In a series of tweets, Trump strongly rejected the idea that he had helped foster domestic terrorism. But in doing so, he reiterated the “liberate Michigan” rhetoric that is the crucial link between his politics and that of the Wolverine Watchmen.
Trump tweeted, “Governor Whitmer of Michigan has done a terrible job. She locked down her state for everyone, except her husband’s boating activities. The Federal Government provided tremendous help to the Great People of Michigan. My Justice Department and Federal Law Enforcement announced today that they foiled a dangerous plot against the Governor of Michigan. Rather than say thank you, she calls me a White Supremacist—while Biden and Democrats refuse to condemn Antifa, Anarchists, Looters and Mobs that burn down Democrat run cities. I do not tolerate ANY extreme violence. Defending ALL Americans, even those who oppose and attack me, is what I will always do as your President! Governor Whitmer—open up your state, open up your schools, and open up your churches!”
Speaking to Fox News, Trump campaign official Jason Miller also expressed anger at Whitmer, saying, “If we want to talk about hatred, then Gov. Whitmer, go look in the mirror—the fact that she wakes up everyday with such hatred in her heart for President Trump.”
Tacit approval of right-wing domestic terrorism has been a running theme of Trump’s presidency, going from the notorious “very fine people on both sides” remark after the Charlottesville white-supremacist rally to his comment during the first presidential debate of 2020 that the group called the Proud Boys need to “stand back and stand by.”
Trump’s response to the news about the alleged plot against Whitmer follows the same pattern he has always used: deflection by reference to alleged left-wing violence and an insistence on the legitimacy of the goals advocated by the terrorists. That is what he’s doing with his attack on Whitmer.
The logical inference one can draw is that Trump sees right-wing terrorists as part of his political coalition—and he doesn’t want to offend them. This was the explanation that a leading Trump supporter, former senator Rick Santorum, gave to explain Trump’s “stand back and stand by” comment, which was made in response to a question from debate moderator Chris Wallace.
“The Democrats owe a lot to Chris Wallace, because Chris Wallace asked those two questions, not Joe Biden,” Santorum noted in a CNN panel. “And he asked them for a reason. Because he asked two questions, where he was asking the president to do something he knows the president doesn’t like to do. Which is say something bad about people who support him.
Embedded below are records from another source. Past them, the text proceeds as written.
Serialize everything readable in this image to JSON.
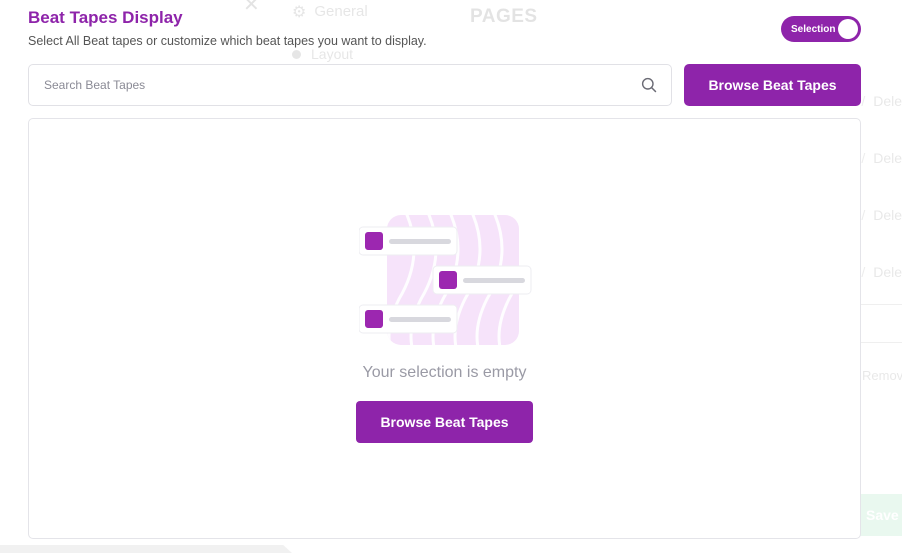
{
  "background": {
    "close_glyph": "✕",
    "general_label": "General",
    "layout_label": "Layout",
    "pages_heading": "PAGES",
    "delete_label": "Delete",
    "delete_rows": [
      "Dele",
      "Dele",
      "Dele",
      "Dele"
    ],
    "remove_label": "Remove",
    "save_label": "Save"
  },
  "modal": {
    "title": "Beat Tapes Display",
    "subtitle": "Select All Beat tapes or customize which beat tapes you want to display.",
    "toggle_label": "Selection",
    "search": {
      "placeholder": "Search Beat Tapes",
      "value": ""
    },
    "browse_button_label": "Browse Beat Tapes",
    "empty_state": {
      "message": "Your selection is empty",
      "button_label": "Browse Beat Tapes"
    }
  },
  "colors": {
    "accent": "#8e24aa",
    "accent_light": "#f6e3fa",
    "muted_text": "#9a9aa5",
    "border": "#e4e4e9"
  },
  "icons": {
    "search": "search-icon",
    "close": "close-icon",
    "gear": "gear-icon"
  }
}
Talking about the white supremacists.”
So long as Trump sees violent right-wing groups as being part of his constituency, he will be unwilling to make a full-throated, unambiguous condemnation of them. America’s domestic terrorism problem is also a Trump problem.